One Arcade feature that has incited debate in the past is our username policy--real, full names only.Passage des Panoramas, Paris, 1910; source: Wikimedia This policy puts into practice the theory that academics should be able to think in public and stand behind their ideas, even the ones they formulate on the fly. Here's how Dan Cohen puts it in the above-mentioned post:
Another factor that has distanced professors from blogs was anonymity. Most early blogs, and especially the ones the media liked to cover, were anonymous or pseudonymous. But I would say that the vast majority of new blogs are clearly attributed (even if they have odd monikers, unlike the boring dancohen.org). Attribution and its associated goods, such as responsibility and credit, should make academics feel better about the genre.
Responsibility and credit sound great, and reassuringly academic. I've certainly come out in favor of responsibility and credit in the past. Yet as Marilee Lindemann points out in the Journal of Women's History, eschewing anonymity is gendered (among other things), not neutral. Moreover, Lindemann observes, less authoritative genres like blogging are often the scene of anonymity precisely because they are the places where the disempowered--those who need to be anonymous, for one reason or another--have access to authorship. For these reasons, she celebrates the construction of pseudonymous online identities:
There is a lot of Emily Dickinson in this postmodern Madwoman, playing fast and loose with identity, reveling in the space opened up by declaring oneself a delighted "Nobody" rather than a dreary "Somebody." Dickinson offers the Madwoman more than lessons in the ironies of non-identity, however. With her homemade books and the hundreds of poems circulated to an audience of intimates, she also provides an enabling example of self-publication. Dickinson's careful insistence to Thomas Higginson on the distinction between "print" and "publish" ("I had told you I did not print," she writes, when she wants to explain to him that "A narrow fellow in the grass" appeared in a Boston newspaper without her knowledge or consent) has new resonance in the postprint era that brought today's academic feminist bloggers into being. (210-2)
Indeed, the post-Web 2.0 tendency toward real names has serious privacy implications, and what seemed like an innocuous enough comment from Cohen in 2006 looks a little more troubling juxtaposed with later pronouncements against anonymity by Mark Zuckerberg and others, which my colleague Aaron Bady has ably demonstrated very frequently amounts to good old-fashioned privilege. Certainly a graduate student is less free to post under her or his real name than is a professor with tenure; ignoring power differentials does not make them go away.

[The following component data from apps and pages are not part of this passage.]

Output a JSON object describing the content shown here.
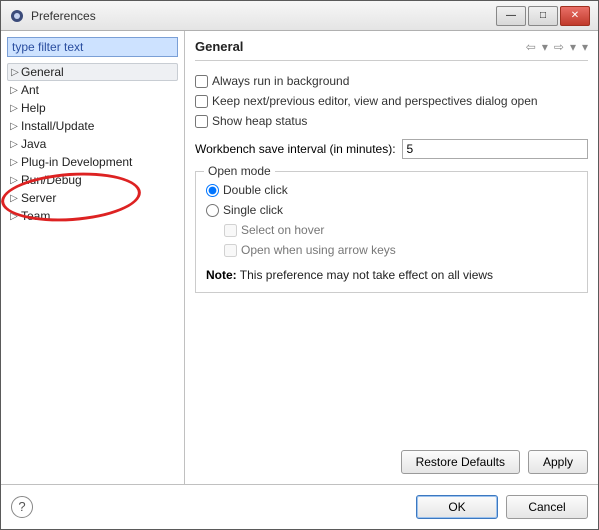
{
  "window": {
    "title": "Preferences"
  },
  "filter": {
    "placeholder": "type filter text"
  },
  "tree": {
    "items": [
      {
        "label": "General"
      },
      {
        "label": "Ant"
      },
      {
        "label": "Help"
      },
      {
        "label": "Install/Update"
      },
      {
        "label": "Java"
      },
      {
        "label": "Plug-in Development"
      },
      {
        "label": "Run/Debug"
      },
      {
        "label": "Server"
      },
      {
        "label": "Team"
      }
    ]
  },
  "page": {
    "title": "General",
    "checks": {
      "always_bg": "Always run in background",
      "keep_next": "Keep next/previous editor, view and perspectives dialog open",
      "show_heap": "Show heap status"
    },
    "interval_label": "Workbench save interval (in minutes):",
    "interval_value": "5",
    "openmode": {
      "legend": "Open mode",
      "double": "Double click",
      "single": "Single click",
      "select_hover": "Select on hover",
      "open_arrow": "Open when using arrow keys"
    },
    "note_label": "Note:",
    "note_text": "This preference may not take effect on all views"
  },
  "buttons": {
    "restore": "Restore Defaults",
    "apply": "Apply",
    "ok": "OK",
    "cancel": "Cancel"
  }
}
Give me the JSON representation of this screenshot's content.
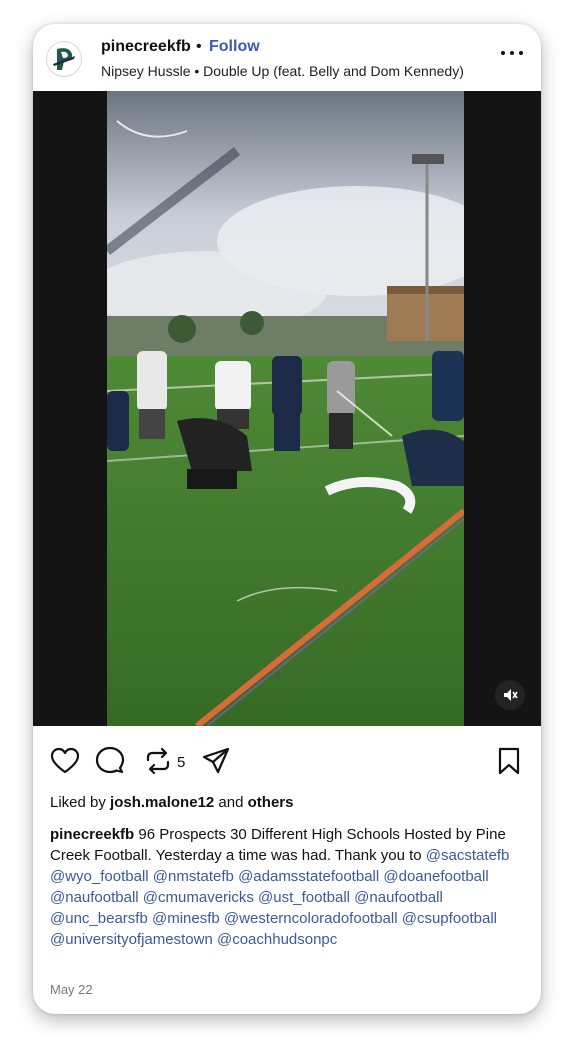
{
  "post": {
    "username": "pinecreekfb",
    "separator": "•",
    "follow_label": "Follow",
    "audio": "Nipsey Hussle • Double Up (feat. Belly and Dom Kennedy)"
  },
  "actions": {
    "repost_count": "5"
  },
  "likes": {
    "prefix": "Liked by",
    "user": "josh.malone12",
    "conjunction": "and",
    "others": "others"
  },
  "caption": {
    "user": "pinecreekfb",
    "text": "96 Prospects 30 Different High Schools Hosted by Pine Creek Football. Yesterday a time was had. Thank you to",
    "tags": [
      "@sacstatefb",
      "@wyo_football",
      "@nmstatefb",
      "@adamsstatefootball",
      "@doanefootball",
      "@naufootball",
      "@cmumavericks",
      "@ust_football",
      "@naufootball",
      "@unc_bearsfb",
      "@minesfb",
      "@westerncoloradofootball",
      "@csupfootball",
      "@universityofjamestown",
      "@coachhudsonpc"
    ]
  },
  "date": "May 22",
  "colors": {
    "link": "#3b5a9d",
    "follow": "#3b5bb5",
    "field": "#3f7a2e"
  },
  "icons": [
    "heart-icon",
    "comment-icon",
    "repost-icon",
    "share-icon",
    "bookmark-icon",
    "more-icon",
    "mute-icon"
  ]
}
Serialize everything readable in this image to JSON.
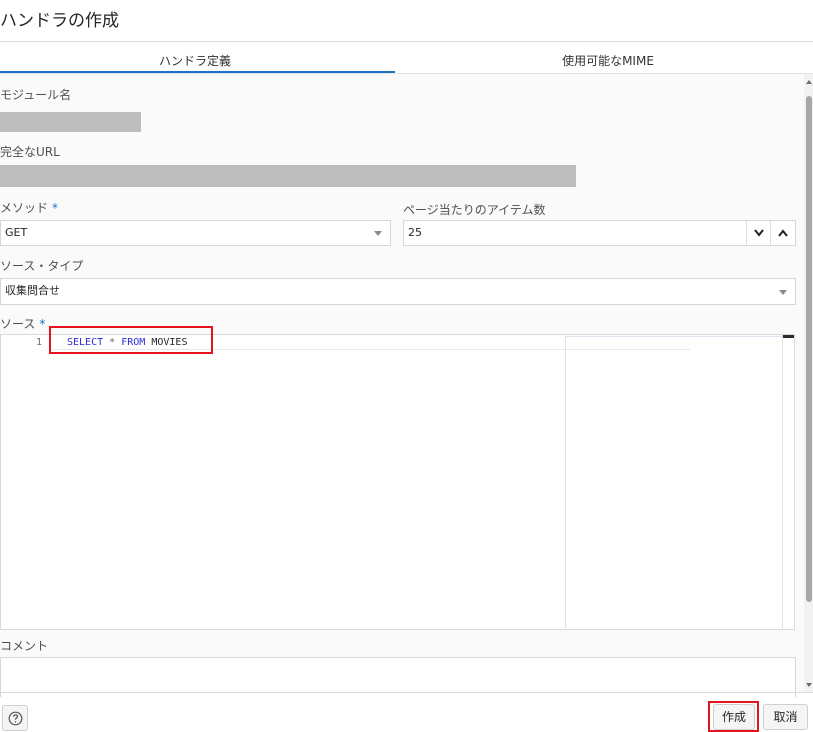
{
  "dialog": {
    "title": "ハンドラの作成"
  },
  "tabs": [
    {
      "label": "ハンドラ定義",
      "active": true
    },
    {
      "label": "使用可能なMIME",
      "active": false
    }
  ],
  "form": {
    "module_name_label": "モジュール名",
    "full_url_label": "完全なURL",
    "method_label": "メソッド",
    "method_required": "*",
    "method_value": "GET",
    "items_per_page_label": "ページ当たりのアイテム数",
    "items_per_page_value": "25",
    "source_type_label": "ソース・タイプ",
    "source_type_value": "収集問合せ",
    "source_label": "ソース",
    "source_required": "*",
    "comment_label": "コメント"
  },
  "editor": {
    "line_number": "1",
    "tokens": {
      "kw1": "SELECT",
      "op": "*",
      "kw2": "FROM",
      "ident": "MOVIES"
    }
  },
  "footer": {
    "create_label": "作成",
    "cancel_label": "取消",
    "help_icon": "question-circle-icon"
  },
  "colors": {
    "accent": "#1a73c9",
    "highlight": "#e3141b",
    "keyword": "#2b2bdc"
  }
}
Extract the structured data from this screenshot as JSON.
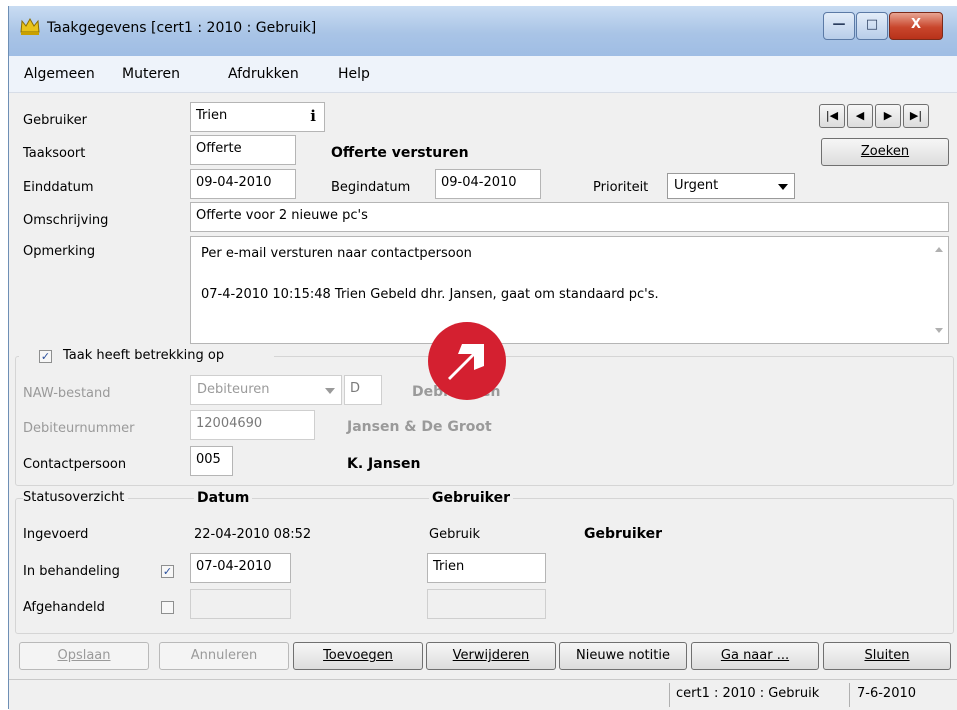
{
  "window": {
    "title": "Taakgegevens  [cert1 : 2010 : Gebruik]",
    "controls": {
      "minimize": "—",
      "maximize": "□",
      "close": "X"
    }
  },
  "menu": [
    {
      "label": "Algemeen"
    },
    {
      "label": "Muteren"
    },
    {
      "label": "Afdrukken"
    },
    {
      "label": "Help"
    }
  ],
  "form": {
    "gebruiker_label": "Gebruiker",
    "gebruiker_value": "Trien",
    "info_icon": "i",
    "taaksoort_label": "Taaksoort",
    "taaksoort_value": "Offerte",
    "taaksoort_desc": "Offerte versturen",
    "einddatum_label": "Einddatum",
    "einddatum_value": "09-04-2010",
    "begindatum_label": "Begindatum",
    "begindatum_value": "09-04-2010",
    "prioriteit_label": "Prioriteit",
    "prioriteit_value": "Urgent",
    "omschrijving_label": "Omschrijving",
    "omschrijving_value": "Offerte voor 2 nieuwe pc's",
    "opmerking_label": "Opmerking",
    "opmerking_lines": [
      "Per e-mail versturen naar contactpersoon",
      "07-4-2010 10:15:48 Trien Gebeld dhr. Jansen, gaat om standaard pc's."
    ]
  },
  "nav": {
    "first": "|◀",
    "prev": "◀",
    "next": "▶",
    "last": "▶|",
    "zoeken": "Zoeken"
  },
  "relation": {
    "checkbox_label": "Taak heeft betrekking op",
    "checked": "✓",
    "naw_label": "NAW-bestand",
    "naw_value": "Debiteuren",
    "naw_code": "D",
    "naw_desc": "Debiteuren",
    "debnr_label": "Debiteurnummer",
    "debnr_value": "12004690",
    "debnr_desc": "Jansen & De Groot",
    "contact_label": "Contactpersoon",
    "contact_value": "005",
    "contact_desc": "K. Jansen"
  },
  "status": {
    "header": "Statusoverzicht",
    "col_datum": "Datum",
    "col_gebruiker": "Gebruiker",
    "ingevoerd_label": "Ingevoerd",
    "ingevoerd_datum": "22-04-2010 08:52",
    "ingevoerd_gebruik": "Gebruik",
    "ingevoerd_gebruiker": "Gebruiker",
    "behandeling_label": "In behandeling",
    "behandeling_check": "✓",
    "behandeling_datum": "07-04-2010",
    "behandeling_gebruiker": "Trien",
    "afgehandeld_label": "Afgehandeld"
  },
  "buttons": {
    "opslaan": "Opslaan",
    "annuleren": "Annuleren",
    "toevoegen": "Toevoegen",
    "verwijderen": "Verwijderen",
    "nieuwe_notitie": "Nieuwe notitie",
    "ga_naar": "Ga naar ...",
    "sluiten": "Sluiten"
  },
  "statusbar": {
    "context": "cert1 : 2010 : Gebruik",
    "date": "7-6-2010"
  },
  "colors": {
    "logo": "#d42030",
    "titlebar": "#a9c4e6",
    "close": "#c9462c"
  }
}
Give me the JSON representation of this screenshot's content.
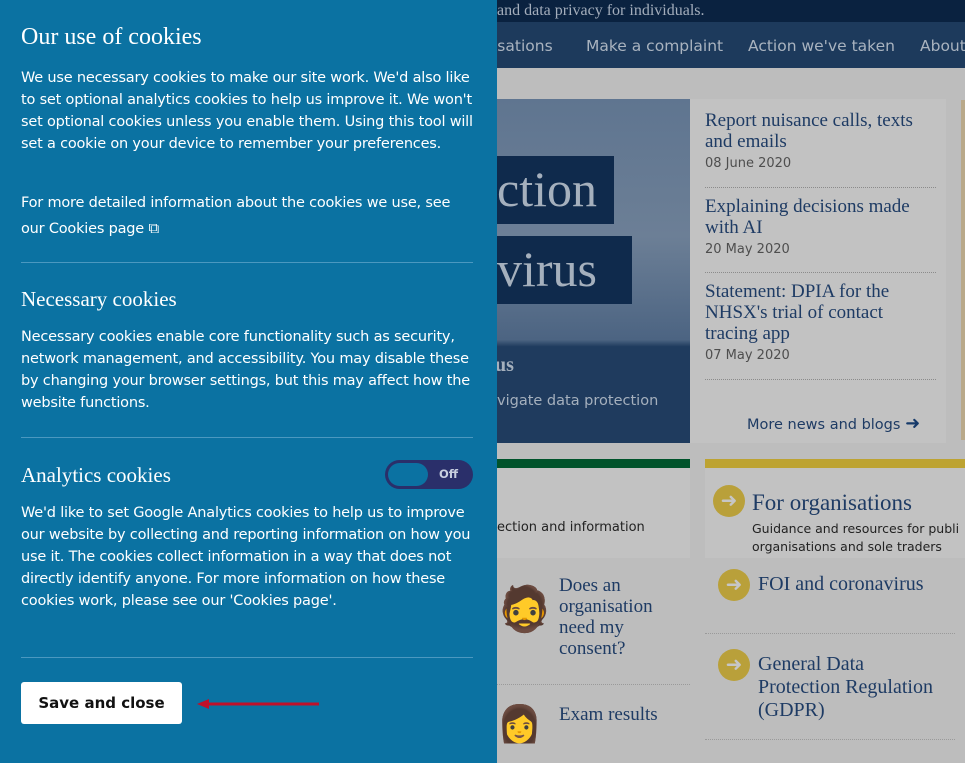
{
  "panel": {
    "title": "Our use of cookies",
    "intro": "We use necessary cookies to make our site work. We'd also like to set optional analytics cookies to help us improve it. We won't set optional cookies unless you enable them. Using this tool will set a cookie on your device to remember your preferences.",
    "more_info": "For more detailed information about the cookies we use, see our Cookies page",
    "necessary": {
      "title": "Necessary cookies",
      "text": "Necessary cookies enable core functionality such as security, network management, and accessibility. You may disable these by changing your browser settings, but this may affect how the website functions."
    },
    "analytics": {
      "title": "Analytics cookies",
      "toggle_label": "Off",
      "toggle_on": false,
      "text": "We'd like to set Google Analytics cookies to help us to improve our website by collecting and reporting information on how you use it. The cookies collect information in a way that does not directly identify anyone. For more information on how these cookies work, please see our 'Cookies page'."
    },
    "save_label": "Save and close",
    "arrow_color": "#c0102a"
  },
  "site": {
    "tagline": "and data privacy for individuals.",
    "nav": [
      "isations",
      "Make a complaint",
      "Action we've taken",
      "About"
    ],
    "hero": {
      "line1": "ction",
      "line2": "virus",
      "sub": "us",
      "desc": "vigate data protection"
    },
    "news": [
      {
        "title": "Report nuisance calls, texts and emails",
        "date": "08 June 2020"
      },
      {
        "title": "Explaining decisions made with AI",
        "date": "20 May 2020"
      },
      {
        "title": "Statement: DPIA for the NHSX's trial of contact tracing app",
        "date": "07 May 2020"
      }
    ],
    "more_news": "More news and blogs",
    "left_card_text": "ection and information",
    "org_card": {
      "title": "For organisations",
      "text": "Guidance and resources for publi organisations and sole traders"
    },
    "left_links": [
      "Does an organisation need my consent?",
      "Exam results"
    ],
    "right_links": [
      "FOI and coronavirus",
      "General Data Protection Regulation (GDPR)"
    ],
    "colors": {
      "green": "#00532b",
      "yellow": "#bda332"
    }
  }
}
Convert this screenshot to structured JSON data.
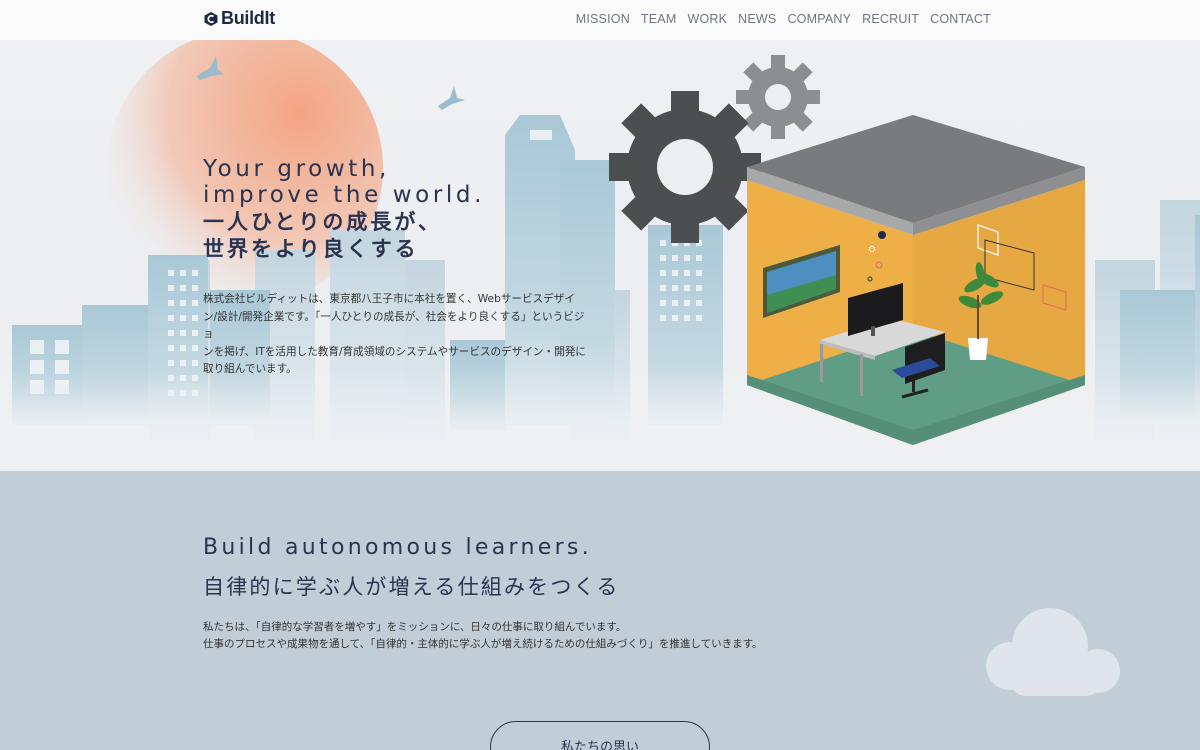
{
  "header": {
    "logo_text": "BuildIt",
    "nav": [
      "MISSION",
      "TEAM",
      "WORK",
      "NEWS",
      "COMPANY",
      "RECRUIT",
      "CONTACT"
    ]
  },
  "hero": {
    "en_line1": "Your growth,",
    "en_line2": "improve the world.",
    "ja_line1": "一人ひとりの成長が、",
    "ja_line2": "世界をより良くする",
    "description": [
      "株式会社ビルディットは、東京都八王子市に本社を置く、Webサービスデザイ",
      "ン/設計/開発企業です。「一人ひとりの成長が、社会をより良くする」というビジョ",
      "ンを掲げ、ITを活用した教育/育成領域のシステムやサービスのデザイン・開発に",
      "取り組んでいます。"
    ]
  },
  "mission": {
    "title_en": "Build autonomous learners.",
    "title_ja": "自律的に学ぶ人が増える仕組みをつくる",
    "description": [
      "私たちは、「自律的な学習者を増やす」をミッションに、日々の仕事に取り組んでいます。",
      "仕事のプロセスや成果物を通して、「自律的・主体的に学ぶ人が増え続けるための仕組みづくり」を推進していきます。"
    ],
    "button_label": "私たちの思い"
  },
  "colors": {
    "navy": "#2a3350",
    "room_wall": "#eeaf47",
    "room_floor": "#5f9e84",
    "gear": "#4d4e50",
    "mission_bg": "#c1ced8"
  },
  "icons": [
    "logo-mark-icon",
    "bird-icon",
    "gear-icon",
    "cloud-icon"
  ]
}
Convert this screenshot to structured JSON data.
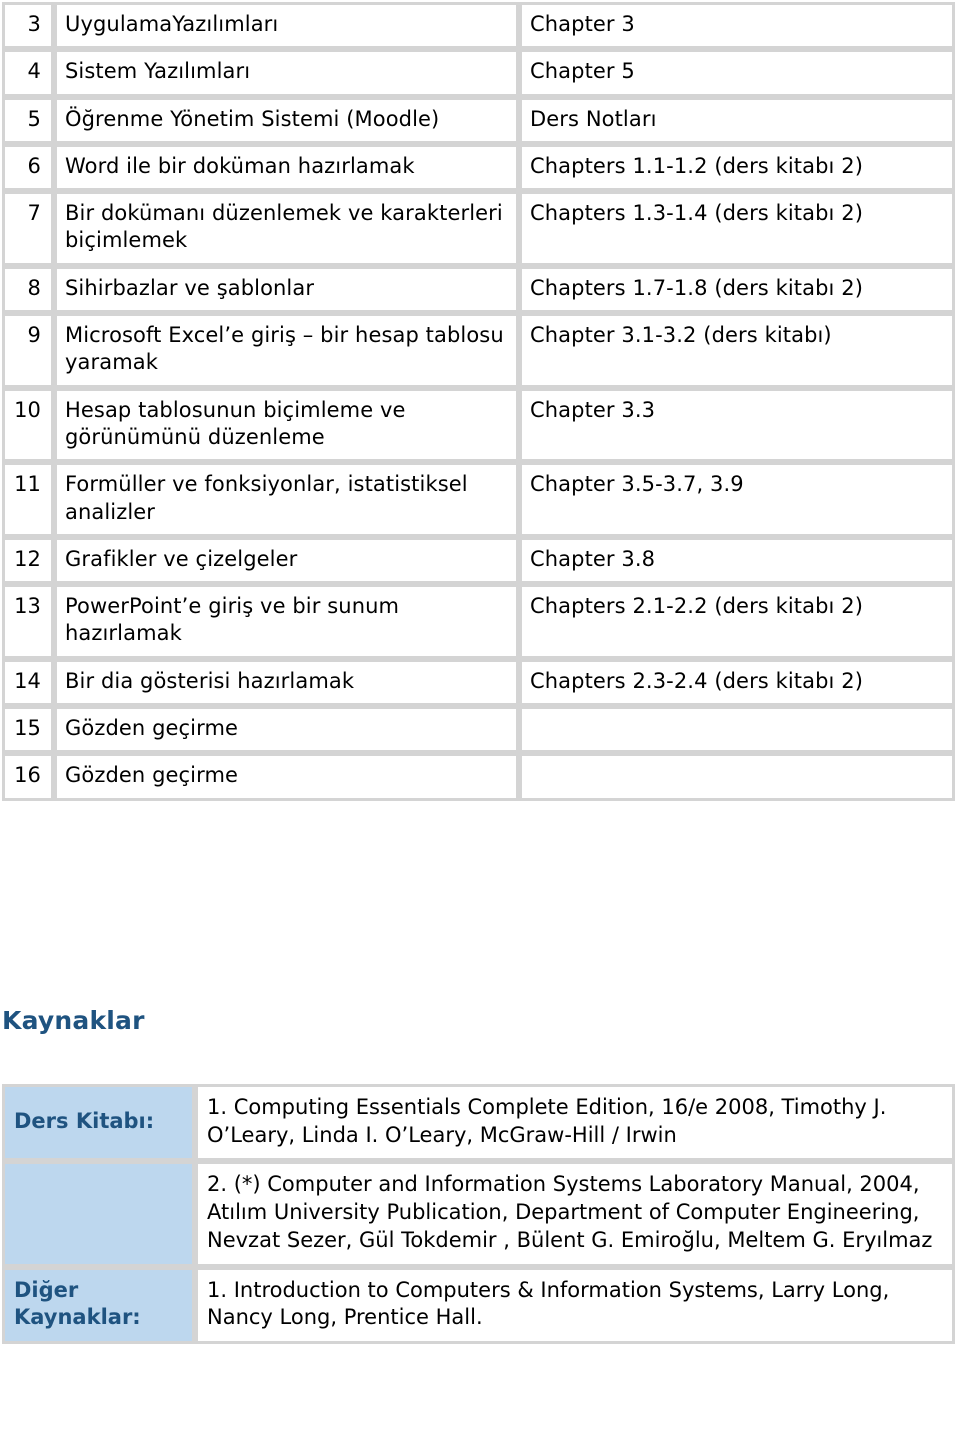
{
  "colors": {
    "heading_blue": "#1f5380",
    "label_cell_bg": "#bdd7ee",
    "table_border": "#d4d4d4",
    "text": "#000000",
    "page_bg": "#ffffff"
  },
  "syllabus_table": {
    "name": "weekly-course-schedule",
    "rows": [
      {
        "week": "3",
        "topic": "UygulamaYazılımları",
        "reference": "Chapter 3"
      },
      {
        "week": "4",
        "topic": "Sistem Yazılımları",
        "reference": "Chapter 5"
      },
      {
        "week": "5",
        "topic": "Öğrenme Yönetim Sistemi (Moodle)",
        "reference": "Ders Notları"
      },
      {
        "week": "6",
        "topic": "Word ile bir doküman hazırlamak",
        "reference": "Chapters 1.1-1.2 (ders kitabı 2)"
      },
      {
        "week": "7",
        "topic": "Bir dokümanı düzenlemek ve karakterleri biçimlemek",
        "reference": "Chapters 1.3-1.4 (ders kitabı 2)"
      },
      {
        "week": "8",
        "topic": "Sihirbazlar ve şablonlar",
        "reference": "Chapters 1.7-1.8 (ders kitabı 2)"
      },
      {
        "week": "9",
        "topic": "Microsoft Excel’e giriş – bir hesap tablosu yaramak",
        "reference": "Chapter 3.1-3.2 (ders kitabı)"
      },
      {
        "week": "10",
        "topic": "Hesap tablosunun biçimleme ve görünümünü düzenleme",
        "reference": "Chapter 3.3"
      },
      {
        "week": "11",
        "topic": "Formüller ve fonksiyonlar, istatistiksel analizler",
        "reference": "Chapter 3.5-3.7, 3.9"
      },
      {
        "week": "12",
        "topic": "Grafikler ve çizelgeler",
        "reference": "Chapter 3.8"
      },
      {
        "week": "13",
        "topic": "PowerPoint’e giriş ve bir sunum hazırlamak",
        "reference": "Chapters 2.1-2.2 (ders kitabı 2)"
      },
      {
        "week": "14",
        "topic": "Bir dia gösterisi hazırlamak",
        "reference": "Chapters 2.3-2.4 (ders kitabı 2)"
      },
      {
        "week": "15",
        "topic": "Gözden geçirme",
        "reference": ""
      },
      {
        "week": "16",
        "topic": "Gözden geçirme",
        "reference": ""
      }
    ]
  },
  "resources_section": {
    "heading": "Kaynaklar",
    "rows": [
      {
        "label": "Ders Kitabı:",
        "text": "1. Computing Essentials Complete Edition, 16/e 2008, Timothy J. O’Leary, Linda I. O’Leary, McGraw-Hill / Irwin"
      },
      {
        "label": "",
        "text": "2. (*) Computer and Information Systems Laboratory Manual, 2004, Atılım University Publication, Department of Computer Engineering, Nevzat Sezer, Gül Tokdemir , Bülent G. Emiroğlu, Meltem G. Eryılmaz"
      },
      {
        "label": "Diğer Kaynaklar:",
        "text": "1. Introduction to Computers & Information Systems, Larry Long, Nancy Long, Prentice Hall."
      }
    ]
  }
}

In requiring real names, Arcade enforces a particular kind of publicness that is in some ways riskier than print publishing.
How dreary to be somebody!
And yet, it's often as somebodies that we reveal ourselves as scholars and teachers. One of the bees recently in my proverbial bonnet is the notion that students have been misguided into thinking that academic thought is neither applicable to nor motivated by "the real world." It's in blogging that I've found this notion most profoundly refuted, as trivial posts on the minutiae of everyday life eventually link up with larger theoretical concerns, casually strung together by the idiosyncratic tagging taxonomy in my head. The humanities in particular are aimed at developing theoretically supple ways to answer questions that we seriously want answered. I'm not going to lie: when I heard I was going to be an aunt, I went and read Eve Sedgwick's essay "Tales of the Avunculate." (Recommended, by the way.) To me, revealing those connections is part of the point of thinking in public.
Sometimes a glass arcade is more of an "admiring bog"--but that's okay, I think.